And such is the unfortunate conclusion too often of leftism: Well-intended, but wildly wrong.
And now we, or at least 52% of us, do the same thing when we thoughtlessly pursue the useless benefit of “feeling good” at the expense of truly “doing good.”
The fact still remains that in the USA, most people who need free healthcare do get it. It’s something our free market capitalist system has enabled us to afford, and per the cost-benefit analysis of our national conscience…it’s well worth paying for. And heck if we play our cards right and smarten up how we pay for healthcare (enabling interstate competition, for example) then maybe we can make it even more affordable and expand care even more.

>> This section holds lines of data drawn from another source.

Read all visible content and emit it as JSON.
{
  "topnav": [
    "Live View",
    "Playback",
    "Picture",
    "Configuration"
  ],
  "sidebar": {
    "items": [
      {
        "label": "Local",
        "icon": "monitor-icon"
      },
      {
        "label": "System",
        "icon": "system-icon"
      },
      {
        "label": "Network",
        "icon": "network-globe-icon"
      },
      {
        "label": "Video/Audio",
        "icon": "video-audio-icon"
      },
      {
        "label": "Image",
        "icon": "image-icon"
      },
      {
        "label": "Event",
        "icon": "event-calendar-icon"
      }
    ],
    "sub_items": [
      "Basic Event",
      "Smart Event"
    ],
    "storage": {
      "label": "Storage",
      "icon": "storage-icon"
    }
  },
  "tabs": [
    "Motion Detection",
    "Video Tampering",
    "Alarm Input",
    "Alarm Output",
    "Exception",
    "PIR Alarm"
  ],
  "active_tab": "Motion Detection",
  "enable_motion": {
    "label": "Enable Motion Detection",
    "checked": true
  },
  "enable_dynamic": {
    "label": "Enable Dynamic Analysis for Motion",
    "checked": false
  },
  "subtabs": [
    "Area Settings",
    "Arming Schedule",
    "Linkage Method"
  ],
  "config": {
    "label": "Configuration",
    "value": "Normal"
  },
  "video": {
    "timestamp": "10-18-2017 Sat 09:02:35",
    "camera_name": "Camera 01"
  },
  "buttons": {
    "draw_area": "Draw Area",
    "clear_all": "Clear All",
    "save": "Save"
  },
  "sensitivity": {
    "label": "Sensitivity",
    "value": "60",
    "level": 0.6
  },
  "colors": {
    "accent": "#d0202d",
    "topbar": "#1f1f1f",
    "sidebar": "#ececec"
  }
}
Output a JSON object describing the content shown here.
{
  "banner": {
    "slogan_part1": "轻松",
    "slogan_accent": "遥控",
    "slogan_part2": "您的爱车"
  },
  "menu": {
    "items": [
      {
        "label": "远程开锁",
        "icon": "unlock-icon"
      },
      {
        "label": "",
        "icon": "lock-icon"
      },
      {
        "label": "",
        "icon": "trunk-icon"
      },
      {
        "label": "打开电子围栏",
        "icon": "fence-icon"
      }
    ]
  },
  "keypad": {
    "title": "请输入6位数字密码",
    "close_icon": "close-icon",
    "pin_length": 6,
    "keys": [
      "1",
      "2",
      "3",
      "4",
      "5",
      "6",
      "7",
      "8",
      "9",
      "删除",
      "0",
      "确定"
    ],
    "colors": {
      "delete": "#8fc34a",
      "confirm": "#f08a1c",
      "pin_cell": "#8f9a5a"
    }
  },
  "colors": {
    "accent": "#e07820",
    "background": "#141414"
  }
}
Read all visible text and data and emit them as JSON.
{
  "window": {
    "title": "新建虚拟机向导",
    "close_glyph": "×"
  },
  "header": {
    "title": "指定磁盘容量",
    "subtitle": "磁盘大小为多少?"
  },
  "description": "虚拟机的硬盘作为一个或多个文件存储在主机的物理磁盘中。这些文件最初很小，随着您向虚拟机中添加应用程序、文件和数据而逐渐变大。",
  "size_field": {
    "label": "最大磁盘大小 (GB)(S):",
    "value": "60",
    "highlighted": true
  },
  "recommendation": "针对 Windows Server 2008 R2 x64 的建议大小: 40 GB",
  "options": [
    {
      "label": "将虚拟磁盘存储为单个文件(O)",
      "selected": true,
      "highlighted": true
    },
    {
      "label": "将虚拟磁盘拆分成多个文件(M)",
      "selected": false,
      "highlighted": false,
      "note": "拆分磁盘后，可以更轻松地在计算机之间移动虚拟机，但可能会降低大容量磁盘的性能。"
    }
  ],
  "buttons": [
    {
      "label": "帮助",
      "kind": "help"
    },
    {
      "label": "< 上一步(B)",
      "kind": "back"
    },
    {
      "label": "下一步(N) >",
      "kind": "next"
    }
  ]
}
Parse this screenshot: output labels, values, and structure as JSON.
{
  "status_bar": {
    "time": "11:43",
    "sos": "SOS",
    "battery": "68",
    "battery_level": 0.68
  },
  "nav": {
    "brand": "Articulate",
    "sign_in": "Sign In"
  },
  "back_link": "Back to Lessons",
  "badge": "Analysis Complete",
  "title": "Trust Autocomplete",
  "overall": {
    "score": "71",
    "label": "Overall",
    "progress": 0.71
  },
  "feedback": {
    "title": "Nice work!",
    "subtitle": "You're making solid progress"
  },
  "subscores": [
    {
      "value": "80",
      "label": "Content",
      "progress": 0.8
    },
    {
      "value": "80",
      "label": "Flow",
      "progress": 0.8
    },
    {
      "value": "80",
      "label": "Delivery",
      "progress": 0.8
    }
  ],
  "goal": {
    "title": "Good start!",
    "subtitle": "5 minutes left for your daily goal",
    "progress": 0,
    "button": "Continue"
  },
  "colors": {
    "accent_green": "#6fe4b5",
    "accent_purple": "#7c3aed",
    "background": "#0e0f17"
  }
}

But don’t ever let anyone tell you that healthcare, let alone health insurance, are “rights.” The combination of greed and ignorance it takes to support the claim will make what’s currently a benign socialism in the US become a malignant one, for which the world is yet to find a cure. Should we turn people away at the emergency room who need care? No. But there’s a lot of daylight between that…and selfishly, thoughtlessly, greedily insisting that healthcare and health insurance and doctors’ time and hospitals’ resources and your neighbors paying for it all — is all one inalienable right that you’re entitled to because here you are, in all your glory, gracing us with the moral clarity of your insistence that the United States government should really behave more like Jesus.
That you think you’re entitled to any let alone all of that, is a function of your own greed.
After all, what did your insurer say when you asked to put your uninsured friends on your insurance policy? And if you never even bothered to ask, then please stop patting yourself on the back for doing exactly nothing until/unless everyone else is forced to be as charitable as you a) think they should be and b) have never personally been.